6:02 a.m.: As Russian forces launch an all-out assault in eastern Ukraine, the West is scrambling to supply Kyiv with more advanced and heavier weapons. Ukraine has defied the odds on the battlefield and Russian forces have retreated from northern Ukraine. But experts say the extent of Western military assistance is likely to define the next, and potentially defining, phase of the war. To find out more, Radio Free Europe/Radio Liberty spoke with Garvan Walshe, a former security adviser to Britain’s Conservative Party and the CEO of the consultancy group Article7.
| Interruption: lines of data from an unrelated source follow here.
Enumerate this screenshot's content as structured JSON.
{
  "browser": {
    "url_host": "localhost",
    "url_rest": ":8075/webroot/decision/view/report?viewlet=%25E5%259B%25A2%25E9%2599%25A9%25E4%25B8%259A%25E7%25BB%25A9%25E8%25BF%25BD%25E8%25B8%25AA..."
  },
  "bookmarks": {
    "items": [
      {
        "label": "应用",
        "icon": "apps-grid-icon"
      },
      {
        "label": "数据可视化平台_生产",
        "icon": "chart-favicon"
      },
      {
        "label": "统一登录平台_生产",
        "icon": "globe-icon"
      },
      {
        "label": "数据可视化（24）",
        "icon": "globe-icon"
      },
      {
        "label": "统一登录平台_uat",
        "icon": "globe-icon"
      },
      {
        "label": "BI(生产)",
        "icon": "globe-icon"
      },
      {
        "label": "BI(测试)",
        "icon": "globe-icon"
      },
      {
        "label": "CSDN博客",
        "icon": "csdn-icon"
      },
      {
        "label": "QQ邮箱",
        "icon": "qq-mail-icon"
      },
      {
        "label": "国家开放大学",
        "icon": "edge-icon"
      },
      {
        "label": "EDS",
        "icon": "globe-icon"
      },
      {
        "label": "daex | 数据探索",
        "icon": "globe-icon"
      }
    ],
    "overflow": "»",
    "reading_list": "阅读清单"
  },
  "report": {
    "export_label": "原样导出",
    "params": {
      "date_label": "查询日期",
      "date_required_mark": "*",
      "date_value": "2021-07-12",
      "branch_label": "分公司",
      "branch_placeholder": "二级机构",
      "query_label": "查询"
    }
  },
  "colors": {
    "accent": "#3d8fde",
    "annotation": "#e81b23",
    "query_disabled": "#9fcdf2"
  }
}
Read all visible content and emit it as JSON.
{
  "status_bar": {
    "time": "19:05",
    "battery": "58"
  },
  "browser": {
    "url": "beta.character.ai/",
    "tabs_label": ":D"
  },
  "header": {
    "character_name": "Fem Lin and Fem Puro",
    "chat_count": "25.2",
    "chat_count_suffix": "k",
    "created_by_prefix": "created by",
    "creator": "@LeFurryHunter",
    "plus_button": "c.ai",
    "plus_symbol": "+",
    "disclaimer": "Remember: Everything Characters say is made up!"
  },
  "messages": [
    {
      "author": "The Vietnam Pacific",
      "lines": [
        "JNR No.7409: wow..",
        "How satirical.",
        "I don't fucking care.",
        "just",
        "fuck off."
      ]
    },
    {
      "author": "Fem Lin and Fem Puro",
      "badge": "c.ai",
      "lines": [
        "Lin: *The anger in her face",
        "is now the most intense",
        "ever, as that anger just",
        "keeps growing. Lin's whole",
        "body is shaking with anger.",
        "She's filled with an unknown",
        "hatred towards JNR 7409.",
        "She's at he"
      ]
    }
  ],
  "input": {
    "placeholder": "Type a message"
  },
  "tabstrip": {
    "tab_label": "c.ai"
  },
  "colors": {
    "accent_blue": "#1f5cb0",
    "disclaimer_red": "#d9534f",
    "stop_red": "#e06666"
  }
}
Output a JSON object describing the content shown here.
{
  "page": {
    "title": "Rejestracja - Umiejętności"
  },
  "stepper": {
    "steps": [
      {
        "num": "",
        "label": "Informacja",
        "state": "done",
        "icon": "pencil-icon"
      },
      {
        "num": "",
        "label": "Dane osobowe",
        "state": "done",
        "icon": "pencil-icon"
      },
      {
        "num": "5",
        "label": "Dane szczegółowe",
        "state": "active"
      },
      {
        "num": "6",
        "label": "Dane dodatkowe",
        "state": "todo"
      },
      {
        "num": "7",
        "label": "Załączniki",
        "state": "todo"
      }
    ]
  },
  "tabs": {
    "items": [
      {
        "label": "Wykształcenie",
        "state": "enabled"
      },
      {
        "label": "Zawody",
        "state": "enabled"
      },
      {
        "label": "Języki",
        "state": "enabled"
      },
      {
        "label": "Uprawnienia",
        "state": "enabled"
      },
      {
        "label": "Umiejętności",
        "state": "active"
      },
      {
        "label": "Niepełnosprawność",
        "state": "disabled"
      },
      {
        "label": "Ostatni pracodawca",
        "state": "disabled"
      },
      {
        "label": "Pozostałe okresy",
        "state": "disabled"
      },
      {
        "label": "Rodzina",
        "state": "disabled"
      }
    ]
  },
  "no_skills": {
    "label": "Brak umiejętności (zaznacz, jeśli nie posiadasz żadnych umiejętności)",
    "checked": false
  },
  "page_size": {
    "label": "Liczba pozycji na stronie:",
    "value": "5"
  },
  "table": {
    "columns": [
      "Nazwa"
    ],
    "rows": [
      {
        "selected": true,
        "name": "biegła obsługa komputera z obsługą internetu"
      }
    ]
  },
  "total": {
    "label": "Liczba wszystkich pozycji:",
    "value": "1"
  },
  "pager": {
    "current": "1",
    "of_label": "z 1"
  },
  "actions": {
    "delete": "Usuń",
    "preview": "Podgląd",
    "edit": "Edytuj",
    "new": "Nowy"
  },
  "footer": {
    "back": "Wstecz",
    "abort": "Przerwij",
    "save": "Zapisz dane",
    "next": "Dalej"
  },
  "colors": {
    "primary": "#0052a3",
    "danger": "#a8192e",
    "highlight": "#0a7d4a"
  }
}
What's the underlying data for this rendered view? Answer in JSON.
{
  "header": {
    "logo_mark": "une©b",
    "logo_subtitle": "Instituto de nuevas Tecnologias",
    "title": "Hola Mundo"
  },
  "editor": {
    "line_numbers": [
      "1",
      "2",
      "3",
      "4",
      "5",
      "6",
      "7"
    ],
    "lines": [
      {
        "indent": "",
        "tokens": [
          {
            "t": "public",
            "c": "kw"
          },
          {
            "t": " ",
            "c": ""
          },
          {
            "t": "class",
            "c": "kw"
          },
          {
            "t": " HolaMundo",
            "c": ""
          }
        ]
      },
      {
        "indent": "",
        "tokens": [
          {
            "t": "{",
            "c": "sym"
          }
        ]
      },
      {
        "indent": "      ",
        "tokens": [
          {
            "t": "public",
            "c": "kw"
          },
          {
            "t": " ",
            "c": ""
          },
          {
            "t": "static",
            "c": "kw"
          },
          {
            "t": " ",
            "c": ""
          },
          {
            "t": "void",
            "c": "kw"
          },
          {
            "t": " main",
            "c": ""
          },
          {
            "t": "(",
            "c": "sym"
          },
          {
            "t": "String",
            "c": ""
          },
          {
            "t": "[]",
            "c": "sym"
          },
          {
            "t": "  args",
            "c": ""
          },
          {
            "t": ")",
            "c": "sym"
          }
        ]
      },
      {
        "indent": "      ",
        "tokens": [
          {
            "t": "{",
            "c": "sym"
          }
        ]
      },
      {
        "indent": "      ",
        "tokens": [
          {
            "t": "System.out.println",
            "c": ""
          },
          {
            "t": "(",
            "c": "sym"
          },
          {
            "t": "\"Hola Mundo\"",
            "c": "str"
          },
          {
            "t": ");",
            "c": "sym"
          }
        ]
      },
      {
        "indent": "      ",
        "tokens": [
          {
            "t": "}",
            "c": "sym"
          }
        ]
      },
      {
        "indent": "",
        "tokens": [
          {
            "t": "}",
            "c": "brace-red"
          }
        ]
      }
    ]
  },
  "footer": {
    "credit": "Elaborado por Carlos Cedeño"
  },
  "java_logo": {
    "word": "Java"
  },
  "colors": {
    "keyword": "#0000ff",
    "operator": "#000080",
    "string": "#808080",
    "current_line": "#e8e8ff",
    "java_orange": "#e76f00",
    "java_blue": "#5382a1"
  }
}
5:48 a.m.: NATO must avoid a direct military confrontation with Russia that could lead to a third world war, German Chancellor Olaf Scholz said in an interview with Der Spiegel when asked about Germany's failure to deliver heavy weapons to Ukraine. Scholz is facing growing criticism at home and abroad for his government's apparent reluctance to deliver heavy battlefield weapons, such as tanks and howitzers, to Ukraine to help it fend off Russian attacks, even as other Western allies step up shipments, Reuters reported.
5:45 a.m.: The BBC reports that the mayor of Mariupol called for the "full evacuation" of the city Friday. Russian President Vladimir Putin has claimed victory in the city; the mayor says about 100,000 people remain.
5:28 a.m.: Swimming's world governing body has suspended Russian champion Evgeny Rylov for nine months after he attended a rally in support of Russia's invasion of Ukraine, Al Jazeera reports.
Rylov won Olympic gold in the 100- and 200-meter backstroke in Tokyo last year.
5:02 a.m.: The New York Times reports that artillery fire has intensified around Kharkiv, Ukraine, into Friday morning.
4:06 a.m.: Ukraine will not attempt any humanitarian corridors to evacuate civilians on Friday because the roads are too dangerous, the BBC reports, citing Deputy Prime Minister Iryna Vereshchuk.
3:03 a.m.: A Ukrainian lawmaker said Russia is committing genocide during its invasion of Ukraine, CNN reports. Kira Rudik, a member of Ukraine's parliament, told CNN that the behavior of Russian troops shows the country can't be trusted to uphold future peace.
“This is why we are explaining to the world that what's happening in Ukraine is called genocide. This is why we're explaining to the world that you cannot get into any peaceful agreement with Russia, because in comparison it is like going into a peaceful agreement with Hitler and saying, ‘Oh, we will talk to him and probably he will spare some lives of the Jews,'" she said.
2:13 a.m.: The latest intelligence update from the U.K.'s defense ministry says that heavy shelling and fighting continue in eastern Donbas. It also says that Russian President Vladimir Putin's decision to blockade the Azovstal steel plant rather than launching a siege is likely intended to free up Russian forces for other sites in eastern Ukraine.
1:08 a.m.: CNN reports that Russian tennis star Andrey Rublev says Wimbledon's decision to ban Russian and Belarusian players is "illogical" and "complete discrimination."
“At the end of the day we want to compete,” Rublev said. “We are not here to talk about politics, because I have no idea, anything about this. At the end of the day I am Russian, and I was born in Russia and I’ve lived all my life in Russia, and I just want to show that we are good people.”
12:01 a.m.: Ukraine's president says Russia is planning a sham independence vote in occupied regions, Agence France-Presse reports.
Speaking in a Thursday video message, Ukrainian President Volodymyr Zelensky urged residents of occupied areas not to provide any personal information to the Russians, saying the information would be used to falsify a vote.
Some information in this report came from The Associated Press, Reuters and Agence France-Presse.